Regarding the SureFire X300, get the older model (170 lumens) if you plan to use the carbine as a home defense weapon in your home (as opposed to in and around your property in a rural area). Blind yourself a few times with the older lower lumen model by shining it at a wall to prove to yourself that the new 500 lumen model is not something you want to light off indoors at night.
Regarding the optics, you won't need any magnification indoors. If you have a house large enough to need magnification, then you can afford professional armed guards who can handle home defense for you.
There is no human that I am aware of that can line up three points at different distances from his or her eye faster or easier than two points. That's why you need a red dot optic. I prefer Aimpoints to EoTechs for battery life and the ability to leave the sight turned on for years, but it's a personal preference. I would not purchase any EoTech model that does not use a transverse battery mount, like the XPS models do. I own both and use both.
Any accessory that is screwed onto an AR-15 requires blue locktite. If your optic mount has screws, they need locktite. If you have a folding rear sight, it needs locktite. If you shoot your AR-15 regularly you will find anything you didn't locktite on the ground.
I prefer the GG&G and Larue Tactical mounts for optics, but there are a variety of manufacturers out there that make good mounts. In the past, I used ARMS.
The Colt 6920 and 6940 that others have suggested are nice guns, but I can't think of any reason why a civilian would require anything more than a white light and red dot optic. The extra weight in the barrel and handguards make both the 6920 and 6940 carbines noticeably more nose heavy than a 6520 or 6720.
The 6920 and 6940 have the ability to mount grenade launchers because they have government profile barrels. If you need a grenade launcher for home defense, you're gonna need something more powerful than a carbine. The 6940 has a monolithic upper rail for mounting things like magnifiers behind Aimpoints or EoTechs, lasers, night vision devices, and various fore grips and light switches. If you are a SEAL Team 6 or CIA ninja assassin that stuff might be necessary, but I think it's unnecessary for most civilian uses and makes the carbine unecessarily heavy and slower to swing onto target.
The only ninja accessory I can recommend would be a miniature suppressor like the SureFire Micro. Other manufacturers make miniature suppressors, too. Some are quick detach like the SureFire and some thread onto the muzzle. The full size suppressors are too long for indoor use and too heavy. From having fired weapons indoors with no hearing protection, I can relay that this is not an experience you want to have. You will have some minor hearing loss and you will be deaf immediately after you fire the first shot. If you have the time and presence of mind to don hearing protection while someone is busy breaking into your house at 3 AM, I suppose that isn't a problem.

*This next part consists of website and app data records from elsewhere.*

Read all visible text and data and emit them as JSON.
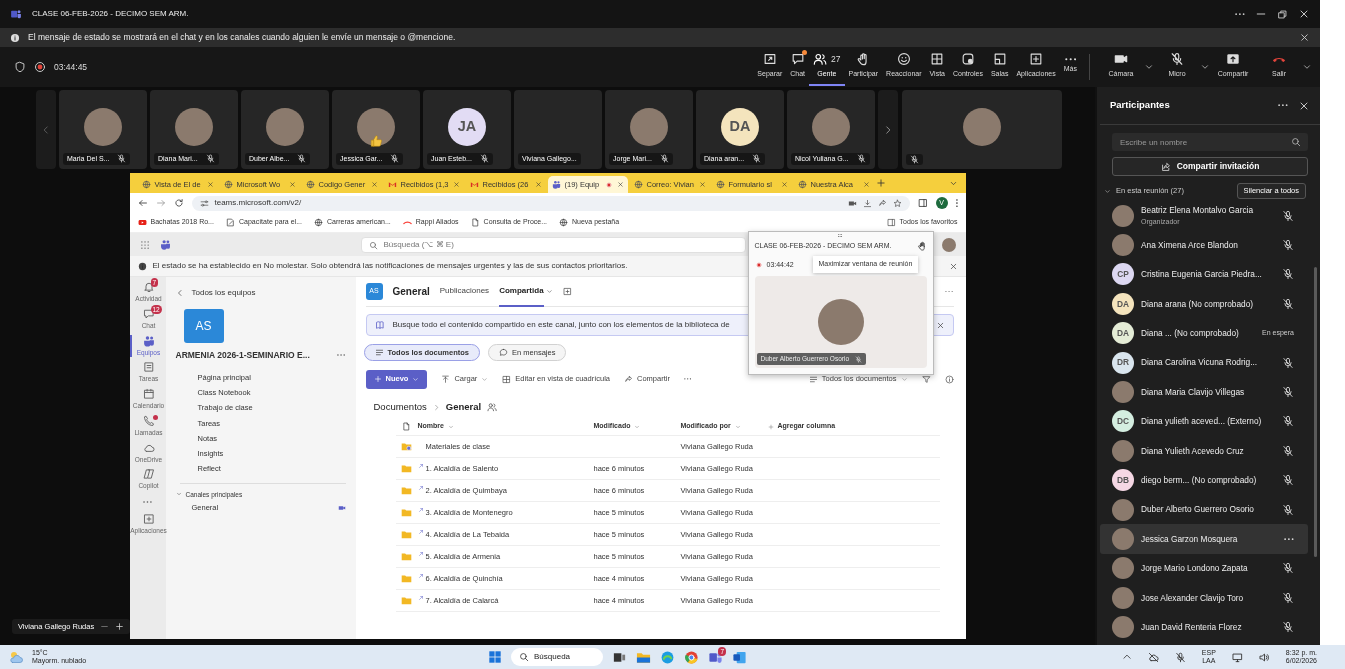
{
  "window": {
    "title": "CLASE 06-FEB-2026 - DECIMO SEM ARM."
  },
  "notice": {
    "text": "El mensaje de estado se mostrará en el chat y en los canales cuando alguien le envíe un mensaje o @mencione."
  },
  "meeting_bar": {
    "recording": true,
    "timer": "03:44:45",
    "actions": [
      {
        "label": "Separar",
        "alert": false,
        "selected": false
      },
      {
        "label": "Chat",
        "alert": true,
        "selected": false
      },
      {
        "label": "Gente",
        "count": "27",
        "alert": false,
        "selected": true
      },
      {
        "label": "Participar",
        "alert": false,
        "selected": false
      },
      {
        "label": "Reaccionar",
        "alert": false,
        "selected": false
      },
      {
        "label": "Vista",
        "alert": false,
        "selected": false
      },
      {
        "label": "Controles",
        "alert": false,
        "selected": false
      },
      {
        "label": "Salas",
        "alert": false,
        "selected": false
      },
      {
        "label": "Aplicaciones",
        "alert": false,
        "selected": false
      },
      {
        "label": "Más",
        "alert": false,
        "selected": false
      }
    ],
    "devices": [
      {
        "label": "Cámara",
        "kind": "camera",
        "caret": true
      },
      {
        "label": "Micro",
        "kind": "mic",
        "caret": true
      },
      {
        "label": "Compartir",
        "kind": "share",
        "caret": false
      },
      {
        "label": "Salir",
        "kind": "leave",
        "caret": true
      }
    ]
  },
  "stage": {
    "tiles": [
      {
        "name": "Maria Del S...",
        "kind": "photo",
        "muted": true,
        "reacting": false
      },
      {
        "name": "Diana Mari...",
        "kind": "photo",
        "muted": true,
        "reacting": false
      },
      {
        "name": "Duber Albe...",
        "kind": "photo",
        "muted": true,
        "reacting": false
      },
      {
        "name": "Jessica Gar...",
        "kind": "photo",
        "muted": true,
        "reacting": true
      },
      {
        "name": "Juan Esteb...",
        "kind": "initials",
        "initials": "JA",
        "color": "#e2dcf4",
        "muted": true,
        "reacting": false
      },
      {
        "name": "Viviana Gallego...",
        "kind": "video",
        "muted": false,
        "reacting": false
      },
      {
        "name": "Jorge Mari...",
        "kind": "photo",
        "muted": true,
        "reacting": false
      },
      {
        "name": "Diana aran...",
        "kind": "initials",
        "initials": "DA",
        "color": "#f4e4bd",
        "muted": true,
        "reacting": false
      },
      {
        "name": "Nicol Yuliana G...",
        "kind": "photo",
        "muted": true,
        "reacting": false
      }
    ],
    "spotlight": {
      "kind": "photo",
      "muted": true
    },
    "presenter": "Viviana Gallego Rudas"
  },
  "shared_screen": {
    "tabs": [
      {
        "label": "Vista de El de",
        "selected": false,
        "recording": false
      },
      {
        "label": "Microsoft Wo",
        "selected": false,
        "recording": false
      },
      {
        "label": "Codigo Gener",
        "selected": false,
        "recording": false
      },
      {
        "label": "Recibidos (1,3",
        "selected": false,
        "recording": false
      },
      {
        "label": "Recibidos (26",
        "selected": false,
        "recording": false
      },
      {
        "label": "(19) Equip",
        "selected": true,
        "recording": true
      },
      {
        "label": "Correo: Vivian",
        "selected": false,
        "recording": false
      },
      {
        "label": "Formulario sl",
        "selected": false,
        "recording": false
      },
      {
        "label": "Nuestra Alca",
        "selected": false,
        "recording": false
      }
    ],
    "url": "teams.microsoft.com/v2/",
    "profile_initial": "V",
    "bookmarks": [
      "Bachatas 2018 Ro...",
      "Capacítate para el...",
      "Carreras american...",
      "Rappi Aliados",
      "Consulta de Proce...",
      "Nueva pestaña"
    ],
    "all_bookmarks": "Todos los favoritos",
    "search_placeholder": "Búsqueda (⌥ ⌘ E)",
    "status_notice": "El estado se ha establecido en No molestar. Solo obtendrá las notificaciones de mensajes urgentes y las de sus contactos prioritarios.",
    "rail": [
      {
        "kind": "app",
        "label": "Actividad",
        "badge": "7",
        "dot": false,
        "selected": false
      },
      {
        "kind": "app",
        "label": "Chat",
        "badge": "12",
        "dot": false,
        "selected": false
      },
      {
        "kind": "app",
        "label": "Equipos",
        "dot": false,
        "selected": true
      },
      {
        "kind": "app",
        "label": "Tareas",
        "dot": false,
        "selected": false
      },
      {
        "kind": "app",
        "label": "Calendario",
        "dot": false,
        "selected": false
      },
      {
        "kind": "app",
        "label": "Llamadas",
        "dot": true,
        "selected": false
      },
      {
        "kind": "app",
        "label": "OneDrive",
        "dot": false,
        "selected": false
      },
      {
        "kind": "app",
        "label": "Copilot",
        "dot": false,
        "selected": false
      },
      {
        "kind": "more"
      },
      {
        "kind": "app",
        "label": "Aplicaciones",
        "dot": false,
        "selected": false
      }
    ],
    "team": {
      "back": "Todos los equipos",
      "initials": "AS",
      "name": "ARMENIA 2026-1-SEMINARIO E...",
      "nav": [
        "Página principal",
        "Class Notebook",
        "Trabajo de clase",
        "Tareas",
        "Notas",
        "Insights",
        "Reflect"
      ],
      "section": "Canales principales",
      "expanded": true,
      "channels": [
        {
          "name": "General",
          "live": true
        }
      ]
    },
    "channel": {
      "initials": "AS",
      "name": "General",
      "tabs": [
        {
          "label": "Publicaciones",
          "selected": false
        },
        {
          "label": "Compartida",
          "selected": true
        }
      ],
      "banner": "Busque todo el contenido compartido en este canal, junto con los elementos de la biblioteca de",
      "filters": [
        {
          "label": "Todos los documentos",
          "selected": true
        },
        {
          "label": "En mensajes",
          "selected": false
        }
      ],
      "commands": {
        "new": "Nuevo",
        "upload": "Cargar",
        "grid": "Editar en vista de cuadrícula",
        "share": "Compartir",
        "view": "Todos los documentos"
      },
      "breadcrumb": [
        "Documentos",
        "General"
      ],
      "columns": [
        "Nombre",
        "Modificado",
        "Modificado por"
      ],
      "add_column": "Agregar columna",
      "rows": [
        {
          "kind": "resources",
          "name": "Materiales de clase",
          "by": "Viviana Gallego Ruda"
        },
        {
          "kind": "shortcut",
          "name": "1. Alcaldía de Salento",
          "modified": "hace 6 minutos",
          "by": "Viviana Gallego Ruda"
        },
        {
          "kind": "shortcut",
          "name": "2. Alcaldía de Quimbaya",
          "modified": "hace 6 minutos",
          "by": "Viviana Gallego Ruda"
        },
        {
          "kind": "shortcut",
          "name": "3. Alcaldía de Montenegro",
          "modified": "hace 5 minutos",
          "by": "Viviana Gallego Ruda"
        },
        {
          "kind": "shortcut",
          "name": "4. Alcaldía de La Tebaida",
          "modified": "hace 5 minutos",
          "by": "Viviana Gallego Ruda"
        },
        {
          "kind": "shortcut",
          "name": "5. Alcaldía de Armenia",
          "modified": "hace 5 minutos",
          "by": "Viviana Gallego Ruda"
        },
        {
          "kind": "shortcut",
          "name": "6. Alcaldía de Quinchía",
          "modified": "hace 4 minutos",
          "by": "Viviana Gallego Ruda"
        },
        {
          "kind": "shortcut",
          "name": "7. Alcaldía de Calarcá",
          "modified": "hace 4 minutos",
          "by": "Viviana Gallego Ruda"
        }
      ]
    },
    "mini_window": {
      "title": "CLASE 06-FEB-2026 - DECIMO SEM ARM.",
      "recording": true,
      "timer": "03:44:42",
      "tooltip": "Maximizar ventana de reunión",
      "speaker": "Duber Alberto Guerrero Osorio",
      "muted": true
    }
  },
  "participants_panel": {
    "title": "Participantes",
    "search_placeholder": "Escribe un nombre",
    "invite": "Compartir invitación",
    "section": "En esta reunión (27)",
    "expanded": true,
    "mute_all": "Silenciar a todos",
    "people": [
      {
        "name": "Beatriz Elena Montalvo Garcia",
        "role": "Organizador",
        "kind": "photo",
        "muted": true,
        "selected": false
      },
      {
        "name": "Ana Ximena Arce Blandon",
        "kind": "photo",
        "muted": true,
        "selected": false
      },
      {
        "name": "Cristina Eugenia Garcia Piedra...",
        "kind": "initials",
        "initials": "CP",
        "color": "#ddd8f2",
        "muted": true,
        "selected": false
      },
      {
        "name": "Diana arana (No comprobado)",
        "kind": "initials",
        "initials": "DA",
        "color": "#f4e4bd",
        "muted": true,
        "selected": false
      },
      {
        "name": "Diana ...  (No comprobado)",
        "status": "En espera",
        "kind": "initials",
        "initials": "DA",
        "color": "#e4ecd6",
        "selected": false
      },
      {
        "name": "Diana Carolina Vicuna Rodrig...",
        "kind": "initials",
        "initials": "DR",
        "color": "#d9e5ee",
        "muted": true,
        "selected": false
      },
      {
        "name": "Diana Maria Clavijo Villegas",
        "kind": "photo",
        "muted": true,
        "selected": false
      },
      {
        "name": "Diana yulieth aceved... (Externo)",
        "kind": "initials",
        "initials": "DC",
        "color": "#d4eee0",
        "muted": true,
        "selected": false
      },
      {
        "name": "Diana Yulieth Acevedo Cruz",
        "kind": "photo",
        "muted": true,
        "selected": false
      },
      {
        "name": "diego berm... (No comprobado)",
        "kind": "initials",
        "initials": "DB",
        "color": "#f5d7e4",
        "muted": true,
        "selected": false
      },
      {
        "name": "Duber Alberto Guerrero Osorio",
        "kind": "photo",
        "muted": true,
        "selected": false
      },
      {
        "name": "Jessica Garzon Mosquera",
        "kind": "photo",
        "selected": true
      },
      {
        "name": "Jorge Mario Londono Zapata",
        "kind": "photo",
        "muted": true,
        "selected": false
      },
      {
        "name": "Jose Alexander Clavijo Toro",
        "kind": "photo",
        "muted": true,
        "selected": false
      },
      {
        "name": "Juan David Renteria Florez",
        "kind": "photo",
        "muted": true,
        "selected": false
      }
    ]
  },
  "taskbar": {
    "temperature": "15°C",
    "weather": "Mayorm. nublado",
    "search": "Búsqueda",
    "teams_badge": "7",
    "language": [
      "ESP",
      "LAA"
    ],
    "time": "8:32 p. m.",
    "date": "6/02/2026"
  }
}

Apart from that, the Colt carbines only meet military quality standards and are not special in any other way. If you can part with more money, you can get a better carbine.
As others have stated, without a good supply of ammunition and quality magazines the AR-15 is a really expensive paper weight and poorly designed club.